    The romantically-embattled medieval Shirburn Castle in Oxfordshire was bought by Thomas Parker (1667-1732), 1st Earl of Macclesfield in 1716 following his ennoblement by George I. As a leading lawyer, he had risen to be Lord Chancellor, and may have been drawn to the ancient castle, between Oxford and London, by a desire to enrich his medieval ancestry. The earliest part of the castle is of circa 1377 and it required much modernisation - the 1st Earl rebuilt more than three-quarters of the castle in Georgian brick. Unfortunately for him, his enemies accused him of embezzlement and in 1725 he retired from Court and spent his remaining years at Shirburn. Whilst the 1st Earl was very much a political animal, his son George, 2nd Earl (1697-1764), was an amateur of the sciences and arts, a Fellow of the Society of Antiquaries from 1752 and President of the Royal Society between 1752 and 1764. He further aggrandised the Castle's collections and embarked on his Grand Tour in 1719 in search of paintings and sculpture. The account of his tour, noted by E. Wright in Some Observations made in travelling through France, Italy etc. in the years 1720, 1721 and 1722, London, 1730, records the younger Parker's visits to the studios of Giuseppe Chiari and Sebastiano Conca. The latter is likely to have executed the portrait which depicts the future 2nd Earl when in Rome (T. P. Connor, 'Edward Wright and Lord Parker in Italy, 1720-22', Apollo, July 1998, pp. 23-30). The 2nd Earl was probably responsible for the formation of the majority of the collection, including the magnificent collection of sculpture (sold by the late 7th Earl of Macclesfield, Christie's, London, 1 December 2005, lots 50-81). Yet in spite of the intensive schooling he received in the 'polite' arts, the focus of his life became The Royal Society. He was to be an important astronomer in his own right, patron of mathematicians, champion of reform of the calendar, and eventually President of the Society.

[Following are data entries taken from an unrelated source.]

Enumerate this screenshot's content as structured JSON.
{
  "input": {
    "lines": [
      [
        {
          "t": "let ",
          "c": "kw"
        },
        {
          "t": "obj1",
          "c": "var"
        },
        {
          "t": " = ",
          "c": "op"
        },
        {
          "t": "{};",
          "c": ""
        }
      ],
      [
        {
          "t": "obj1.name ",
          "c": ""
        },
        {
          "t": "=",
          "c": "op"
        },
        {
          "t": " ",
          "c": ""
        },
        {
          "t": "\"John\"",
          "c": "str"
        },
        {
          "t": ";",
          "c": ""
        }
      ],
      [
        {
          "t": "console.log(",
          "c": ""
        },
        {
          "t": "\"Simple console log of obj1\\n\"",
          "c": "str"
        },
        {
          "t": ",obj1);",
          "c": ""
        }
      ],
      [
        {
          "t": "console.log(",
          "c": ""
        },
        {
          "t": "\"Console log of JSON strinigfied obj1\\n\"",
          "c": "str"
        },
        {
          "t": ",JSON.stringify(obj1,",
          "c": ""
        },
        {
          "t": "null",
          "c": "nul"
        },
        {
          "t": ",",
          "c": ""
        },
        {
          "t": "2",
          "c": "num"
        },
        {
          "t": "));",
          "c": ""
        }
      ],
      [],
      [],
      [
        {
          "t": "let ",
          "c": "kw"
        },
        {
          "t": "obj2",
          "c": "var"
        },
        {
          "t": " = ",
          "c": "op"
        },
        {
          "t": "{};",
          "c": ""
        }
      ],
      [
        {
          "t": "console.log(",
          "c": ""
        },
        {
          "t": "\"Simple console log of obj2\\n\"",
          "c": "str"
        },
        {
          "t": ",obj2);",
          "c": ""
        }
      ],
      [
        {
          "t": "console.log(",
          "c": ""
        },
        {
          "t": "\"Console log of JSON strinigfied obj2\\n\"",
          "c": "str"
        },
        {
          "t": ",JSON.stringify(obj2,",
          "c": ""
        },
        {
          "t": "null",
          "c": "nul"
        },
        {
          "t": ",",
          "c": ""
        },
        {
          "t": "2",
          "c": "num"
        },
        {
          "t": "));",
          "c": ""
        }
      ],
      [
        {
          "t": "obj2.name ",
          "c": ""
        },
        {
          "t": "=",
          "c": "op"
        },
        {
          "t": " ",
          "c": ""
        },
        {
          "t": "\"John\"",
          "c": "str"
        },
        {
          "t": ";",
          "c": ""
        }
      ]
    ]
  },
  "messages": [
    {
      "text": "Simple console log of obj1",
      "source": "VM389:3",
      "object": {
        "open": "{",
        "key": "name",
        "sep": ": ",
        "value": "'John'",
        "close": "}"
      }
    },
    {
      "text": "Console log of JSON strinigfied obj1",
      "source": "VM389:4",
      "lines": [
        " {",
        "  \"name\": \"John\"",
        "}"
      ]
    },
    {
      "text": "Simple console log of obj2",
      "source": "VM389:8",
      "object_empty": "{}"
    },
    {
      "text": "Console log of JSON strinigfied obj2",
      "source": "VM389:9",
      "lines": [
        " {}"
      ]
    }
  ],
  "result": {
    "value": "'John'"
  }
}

    The 2nd Earl's great grandson, Thomas (1811-1896), became the 6th Earl in 1850. He was Tory MP for Oxfordshire (1837-1841) and in 1842 married Mary Frances Grosvenor (d. 1912), daughter of the 2nd Marquess of Westminster, and it may be that the splendid oak table frames (lot 144) were made around the time of their marriage and bear the alabaster tops likely to have been acquired by George, 2nd Earl on his Grand Tour.

    THE PROPERTY OF A LADY
    (LOTS 137-141)